For applications with a frontend we like to separate the frontend components from the rest. This makes migrating to another (version of the) framework less painful for applications that outlive their framework (we've been there). In this case we commonly use the following structure.

├─ shared
│  ├─ concept1
│  ├─ concept2
├─ frontend
│  ├─ components
│  ├─ layouts
│  ├─ pages
└─ jitar.ts

Make sure the frontend components import the shared components, and not the other way around.


The test folder contains all application tests. We always mimic the source folder structure here.

├─ concept 1
│  ├─ function1.spec.ts
│  ├─ function2.spec.ts
│  └─ model1.ts
└─ concept 2
   ├─ function3_v1.spec.ts
   └─ function3_v2.spec.ts

By keeping a 1-on-1 relation with the source files makes it easy to find the associated tests.


The segments folder contains all segment configuration files. Although Jitar doesn't care about their location, we find it more clear to group them here.

├─ first.segment.json
└─ second.segment.json

Defining the right segments heavily depends on the application and how it is used. A single client / server application may suffice with a 'client' and 'server' segment. Other (larger) applications might benefit from segmentation by concept like 'account' or 'reporting'.

We recommend defining the segments as late as possible, and only add them for reasons like scalability, reliability and deployability. Remember that segments are configuration only, so adding, changing and removing them is very cheap. Hosting in most cases is not, so the less you need, the more you save.


The services folder contains all service configuration files. Just like the segments, Jitar doesn't care about their location, but we do.

├─ gateway.json
├─ node-account.json
├─ node-reporting.json
├─ proxy.json
├─ repository.json
└─ standalone.json

The required services depend on the segmentation needs of the application. Applications that do not need any scaling or replication can suffice with a standalone service. Otherwise multiple services are needed to run the application. We always make sure the configuration name reflects its service type.

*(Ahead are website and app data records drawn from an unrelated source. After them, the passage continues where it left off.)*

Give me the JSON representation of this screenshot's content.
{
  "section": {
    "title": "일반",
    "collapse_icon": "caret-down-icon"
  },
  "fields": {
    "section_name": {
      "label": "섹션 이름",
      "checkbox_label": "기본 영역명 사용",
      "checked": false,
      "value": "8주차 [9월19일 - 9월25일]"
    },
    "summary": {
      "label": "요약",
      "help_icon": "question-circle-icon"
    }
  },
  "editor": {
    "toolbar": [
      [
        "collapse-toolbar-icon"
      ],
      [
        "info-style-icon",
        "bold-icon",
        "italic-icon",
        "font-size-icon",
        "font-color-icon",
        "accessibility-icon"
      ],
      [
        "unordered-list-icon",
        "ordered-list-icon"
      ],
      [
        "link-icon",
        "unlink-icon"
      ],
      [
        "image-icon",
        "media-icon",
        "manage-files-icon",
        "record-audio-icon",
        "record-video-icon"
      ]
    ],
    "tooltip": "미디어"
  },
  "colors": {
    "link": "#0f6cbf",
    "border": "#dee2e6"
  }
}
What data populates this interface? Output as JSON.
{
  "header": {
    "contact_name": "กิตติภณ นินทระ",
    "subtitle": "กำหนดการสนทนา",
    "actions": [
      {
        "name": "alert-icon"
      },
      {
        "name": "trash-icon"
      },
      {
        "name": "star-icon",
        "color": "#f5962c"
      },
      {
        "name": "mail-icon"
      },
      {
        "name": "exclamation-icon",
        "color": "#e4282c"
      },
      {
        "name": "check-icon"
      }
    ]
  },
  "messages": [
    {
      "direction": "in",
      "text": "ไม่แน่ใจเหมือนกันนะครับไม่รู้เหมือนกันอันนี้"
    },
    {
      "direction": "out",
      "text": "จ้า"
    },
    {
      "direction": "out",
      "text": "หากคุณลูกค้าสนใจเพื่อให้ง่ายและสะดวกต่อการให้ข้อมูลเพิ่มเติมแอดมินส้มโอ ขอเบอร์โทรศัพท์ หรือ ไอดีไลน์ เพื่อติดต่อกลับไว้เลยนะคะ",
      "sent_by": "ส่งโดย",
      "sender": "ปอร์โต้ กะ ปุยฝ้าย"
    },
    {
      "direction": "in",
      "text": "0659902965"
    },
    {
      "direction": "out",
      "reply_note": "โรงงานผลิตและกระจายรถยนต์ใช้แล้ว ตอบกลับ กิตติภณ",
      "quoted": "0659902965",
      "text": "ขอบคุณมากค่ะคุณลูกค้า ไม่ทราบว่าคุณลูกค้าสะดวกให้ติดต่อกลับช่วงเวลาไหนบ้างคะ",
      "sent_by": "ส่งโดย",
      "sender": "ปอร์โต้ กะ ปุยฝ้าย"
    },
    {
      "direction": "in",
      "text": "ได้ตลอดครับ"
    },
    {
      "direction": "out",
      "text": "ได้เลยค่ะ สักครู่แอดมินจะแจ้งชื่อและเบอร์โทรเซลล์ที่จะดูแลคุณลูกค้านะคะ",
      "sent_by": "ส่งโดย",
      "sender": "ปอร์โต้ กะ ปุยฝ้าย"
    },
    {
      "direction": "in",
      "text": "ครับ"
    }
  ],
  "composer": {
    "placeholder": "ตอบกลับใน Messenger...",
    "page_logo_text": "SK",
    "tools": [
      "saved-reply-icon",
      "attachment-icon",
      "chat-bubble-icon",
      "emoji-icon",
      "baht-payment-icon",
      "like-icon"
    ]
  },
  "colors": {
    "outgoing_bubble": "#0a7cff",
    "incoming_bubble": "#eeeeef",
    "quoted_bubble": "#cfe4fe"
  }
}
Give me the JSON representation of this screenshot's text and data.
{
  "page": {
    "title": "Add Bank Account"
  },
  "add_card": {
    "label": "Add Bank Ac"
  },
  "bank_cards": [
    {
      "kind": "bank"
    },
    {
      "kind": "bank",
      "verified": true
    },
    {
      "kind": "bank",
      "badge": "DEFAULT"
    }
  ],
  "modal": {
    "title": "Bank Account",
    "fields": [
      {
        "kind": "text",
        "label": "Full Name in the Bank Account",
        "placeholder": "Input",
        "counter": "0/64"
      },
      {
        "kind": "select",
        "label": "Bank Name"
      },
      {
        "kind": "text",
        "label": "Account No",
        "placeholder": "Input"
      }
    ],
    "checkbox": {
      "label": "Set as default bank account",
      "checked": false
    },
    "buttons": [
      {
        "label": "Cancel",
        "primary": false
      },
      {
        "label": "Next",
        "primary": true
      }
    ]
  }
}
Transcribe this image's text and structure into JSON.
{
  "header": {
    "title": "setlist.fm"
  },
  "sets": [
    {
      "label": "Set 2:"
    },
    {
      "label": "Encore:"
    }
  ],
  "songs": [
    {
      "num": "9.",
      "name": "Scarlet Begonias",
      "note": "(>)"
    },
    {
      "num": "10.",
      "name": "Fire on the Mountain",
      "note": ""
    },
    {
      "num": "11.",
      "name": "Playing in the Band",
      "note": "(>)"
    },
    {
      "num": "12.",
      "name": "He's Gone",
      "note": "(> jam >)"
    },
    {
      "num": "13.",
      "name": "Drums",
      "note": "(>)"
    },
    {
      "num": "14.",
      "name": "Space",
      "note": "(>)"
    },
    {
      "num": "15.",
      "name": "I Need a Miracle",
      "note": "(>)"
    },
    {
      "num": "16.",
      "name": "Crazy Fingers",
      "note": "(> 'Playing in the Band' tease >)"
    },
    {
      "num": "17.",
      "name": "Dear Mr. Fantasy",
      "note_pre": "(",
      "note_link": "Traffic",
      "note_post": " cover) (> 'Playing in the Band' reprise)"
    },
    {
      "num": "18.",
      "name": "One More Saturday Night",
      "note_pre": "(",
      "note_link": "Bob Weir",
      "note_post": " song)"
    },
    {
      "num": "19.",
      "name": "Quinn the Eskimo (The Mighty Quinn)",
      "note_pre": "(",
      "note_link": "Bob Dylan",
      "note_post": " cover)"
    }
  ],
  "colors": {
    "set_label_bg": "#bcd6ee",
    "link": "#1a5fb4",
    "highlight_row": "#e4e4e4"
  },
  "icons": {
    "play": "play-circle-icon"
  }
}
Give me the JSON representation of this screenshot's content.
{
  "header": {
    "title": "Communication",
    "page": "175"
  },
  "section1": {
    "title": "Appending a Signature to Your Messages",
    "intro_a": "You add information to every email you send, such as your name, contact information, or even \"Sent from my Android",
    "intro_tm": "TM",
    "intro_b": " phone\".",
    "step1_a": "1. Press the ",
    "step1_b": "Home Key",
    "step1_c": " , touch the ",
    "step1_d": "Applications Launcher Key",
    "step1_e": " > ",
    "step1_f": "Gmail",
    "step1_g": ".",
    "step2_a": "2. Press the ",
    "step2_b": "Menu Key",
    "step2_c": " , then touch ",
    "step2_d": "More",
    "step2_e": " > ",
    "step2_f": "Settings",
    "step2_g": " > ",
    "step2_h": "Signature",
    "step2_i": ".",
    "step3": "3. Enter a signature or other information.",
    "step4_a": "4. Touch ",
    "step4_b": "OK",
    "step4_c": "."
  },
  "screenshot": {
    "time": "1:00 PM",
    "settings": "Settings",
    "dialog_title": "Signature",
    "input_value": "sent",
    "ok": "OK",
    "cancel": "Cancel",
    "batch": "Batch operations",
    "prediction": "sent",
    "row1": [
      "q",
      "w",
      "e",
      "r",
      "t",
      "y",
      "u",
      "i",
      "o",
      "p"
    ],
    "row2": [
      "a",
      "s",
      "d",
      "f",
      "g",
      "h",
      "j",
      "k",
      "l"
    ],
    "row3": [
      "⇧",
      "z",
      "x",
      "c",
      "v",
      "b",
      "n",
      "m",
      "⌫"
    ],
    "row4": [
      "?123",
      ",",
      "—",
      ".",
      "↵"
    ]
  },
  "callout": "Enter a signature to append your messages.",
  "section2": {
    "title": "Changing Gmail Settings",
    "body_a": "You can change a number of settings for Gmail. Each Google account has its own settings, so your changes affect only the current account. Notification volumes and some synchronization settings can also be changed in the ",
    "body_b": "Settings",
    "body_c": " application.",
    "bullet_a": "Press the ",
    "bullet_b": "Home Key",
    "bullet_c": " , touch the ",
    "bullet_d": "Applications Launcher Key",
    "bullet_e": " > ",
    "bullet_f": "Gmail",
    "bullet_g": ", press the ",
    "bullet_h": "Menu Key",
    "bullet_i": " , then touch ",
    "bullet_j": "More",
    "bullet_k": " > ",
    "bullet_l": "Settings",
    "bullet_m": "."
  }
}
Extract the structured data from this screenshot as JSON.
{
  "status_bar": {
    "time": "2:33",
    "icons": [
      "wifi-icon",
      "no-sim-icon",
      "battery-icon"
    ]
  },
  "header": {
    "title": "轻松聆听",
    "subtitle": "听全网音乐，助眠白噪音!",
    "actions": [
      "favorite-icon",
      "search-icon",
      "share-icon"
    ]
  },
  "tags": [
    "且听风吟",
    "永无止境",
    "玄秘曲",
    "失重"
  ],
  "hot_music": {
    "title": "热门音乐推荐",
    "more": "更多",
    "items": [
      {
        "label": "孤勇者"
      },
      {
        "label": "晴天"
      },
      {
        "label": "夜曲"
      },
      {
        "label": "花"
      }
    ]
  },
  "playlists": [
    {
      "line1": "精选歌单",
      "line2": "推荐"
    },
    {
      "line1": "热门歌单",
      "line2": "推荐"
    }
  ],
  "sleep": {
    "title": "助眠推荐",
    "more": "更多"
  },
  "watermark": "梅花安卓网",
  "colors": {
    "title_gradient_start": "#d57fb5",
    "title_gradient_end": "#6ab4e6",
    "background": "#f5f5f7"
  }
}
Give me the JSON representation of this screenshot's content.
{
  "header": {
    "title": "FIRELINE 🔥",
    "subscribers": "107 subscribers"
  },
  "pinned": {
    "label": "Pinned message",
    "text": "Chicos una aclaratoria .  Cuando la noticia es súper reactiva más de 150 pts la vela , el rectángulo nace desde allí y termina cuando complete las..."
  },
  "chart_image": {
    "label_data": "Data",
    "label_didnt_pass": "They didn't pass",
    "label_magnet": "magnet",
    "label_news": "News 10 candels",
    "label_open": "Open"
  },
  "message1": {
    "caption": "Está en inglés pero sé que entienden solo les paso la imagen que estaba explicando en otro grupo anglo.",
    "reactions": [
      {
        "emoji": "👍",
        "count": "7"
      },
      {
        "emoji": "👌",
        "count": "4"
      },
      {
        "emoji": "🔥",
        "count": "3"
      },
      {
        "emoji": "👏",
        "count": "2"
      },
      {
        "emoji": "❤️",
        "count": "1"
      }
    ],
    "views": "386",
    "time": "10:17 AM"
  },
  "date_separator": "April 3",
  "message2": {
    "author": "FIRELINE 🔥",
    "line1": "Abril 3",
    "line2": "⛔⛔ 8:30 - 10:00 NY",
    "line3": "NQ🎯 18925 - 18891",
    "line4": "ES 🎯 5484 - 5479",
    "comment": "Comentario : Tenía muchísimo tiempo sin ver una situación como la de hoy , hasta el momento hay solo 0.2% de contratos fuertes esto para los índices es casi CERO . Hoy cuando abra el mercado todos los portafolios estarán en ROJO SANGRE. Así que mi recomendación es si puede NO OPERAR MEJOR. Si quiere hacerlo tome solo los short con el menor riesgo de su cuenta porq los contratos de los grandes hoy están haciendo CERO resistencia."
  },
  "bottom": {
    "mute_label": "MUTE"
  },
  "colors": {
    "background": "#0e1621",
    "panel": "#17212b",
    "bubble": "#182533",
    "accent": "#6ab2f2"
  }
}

We always add a standalone configuration, even if the application is deployed with multiple services. We use this configuration for developing the application to simplify the development setup.

Jitar is a project by Masking Technology